## [Exercise prompt]
Send back the entries below exactly as they appear.

□ □ □

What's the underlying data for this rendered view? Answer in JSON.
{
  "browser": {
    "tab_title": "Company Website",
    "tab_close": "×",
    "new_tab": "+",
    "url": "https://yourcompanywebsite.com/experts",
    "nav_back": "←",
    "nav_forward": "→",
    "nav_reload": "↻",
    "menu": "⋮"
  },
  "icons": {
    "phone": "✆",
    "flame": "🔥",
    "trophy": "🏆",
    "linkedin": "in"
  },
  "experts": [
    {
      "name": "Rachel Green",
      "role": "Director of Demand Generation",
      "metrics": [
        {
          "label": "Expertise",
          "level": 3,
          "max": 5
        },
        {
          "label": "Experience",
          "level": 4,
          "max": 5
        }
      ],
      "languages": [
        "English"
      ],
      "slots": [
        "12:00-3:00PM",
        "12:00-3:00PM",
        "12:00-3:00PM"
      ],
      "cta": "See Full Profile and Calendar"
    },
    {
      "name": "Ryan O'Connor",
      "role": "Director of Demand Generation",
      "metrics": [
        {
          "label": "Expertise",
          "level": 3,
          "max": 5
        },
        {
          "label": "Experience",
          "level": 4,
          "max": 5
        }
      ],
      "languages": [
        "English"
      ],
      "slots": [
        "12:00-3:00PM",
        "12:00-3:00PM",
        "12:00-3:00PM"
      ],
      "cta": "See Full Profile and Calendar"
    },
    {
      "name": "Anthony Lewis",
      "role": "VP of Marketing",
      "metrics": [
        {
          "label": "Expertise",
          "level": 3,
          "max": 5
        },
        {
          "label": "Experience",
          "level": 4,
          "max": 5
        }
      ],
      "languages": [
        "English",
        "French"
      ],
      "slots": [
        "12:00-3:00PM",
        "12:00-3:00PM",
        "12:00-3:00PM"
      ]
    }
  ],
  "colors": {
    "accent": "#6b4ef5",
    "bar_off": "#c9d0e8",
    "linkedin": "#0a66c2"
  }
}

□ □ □

## [Task solution]
What's the underlying data for this rendered view? Answer in JSON.
{
  "browser": {
    "tab_title": "Company Website",
    "tab_close": "×",
    "new_tab": "+",
    "url": "https://yourcompanywebsite.com/experts",
    "nav_back": "←",
    "nav_forward": "→",
    "nav_reload": "↻",
    "menu": "⋮"
  },
  "icons": {
    "phone": "✆",
    "flame": "🔥",
    "trophy": "🏆",
    "linkedin": "in"
  },
  "experts": [
    {
      "name": "Rachel Green",
      "role": "Director of Demand Generation",
      "metrics": [
        {
          "label": "Expertise",
          "level": 3,
          "max": 5
        },
        {
          "label": "Experience",
          "level": 4,
          "max": 5
        }
      ],
      "languages": [
        "English"
      ],
      "slots": [
        "12:00-3:00PM",
        "12:00-3:00PM",
        "12:00-3:00PM"
      ],
      "cta": "See Full Profile and Calendar"
    },
    {
      "name": "Ryan O'Connor",
      "role": "Director of Demand Generation",
      "metrics": [
        {
          "label": "Expertise",
          "level": 3,
          "max": 5
        },
        {
          "label": "Experience",
          "level": 4,
          "max": 5
        }
      ],
      "languages": [
        "English"
      ],
      "slots": [
        "12:00-3:00PM",
        "12:00-3:00PM",
        "12:00-3:00PM"
      ],
      "cta": "See Full Profile and Calendar"
    },
    {
      "name": "Anthony Lewis",
      "role": "VP of Marketing",
      "metrics": [
        {
          "label": "Expertise",
          "level": 3,
          "max": 5
        },
        {
          "label": "Experience",
          "level": 4,
          "max": 5
        }
      ],
      "languages": [
        "English",
        "French"
      ],
      "slots": [
        "12:00-3:00PM",
        "12:00-3:00PM",
        "12:00-3:00PM"
      ]
    }
  ],
  "colors": {
    "accent": "#6b4ef5",
    "bar_off": "#c9d0e8",
    "linkedin": "#0a66c2"
  }
}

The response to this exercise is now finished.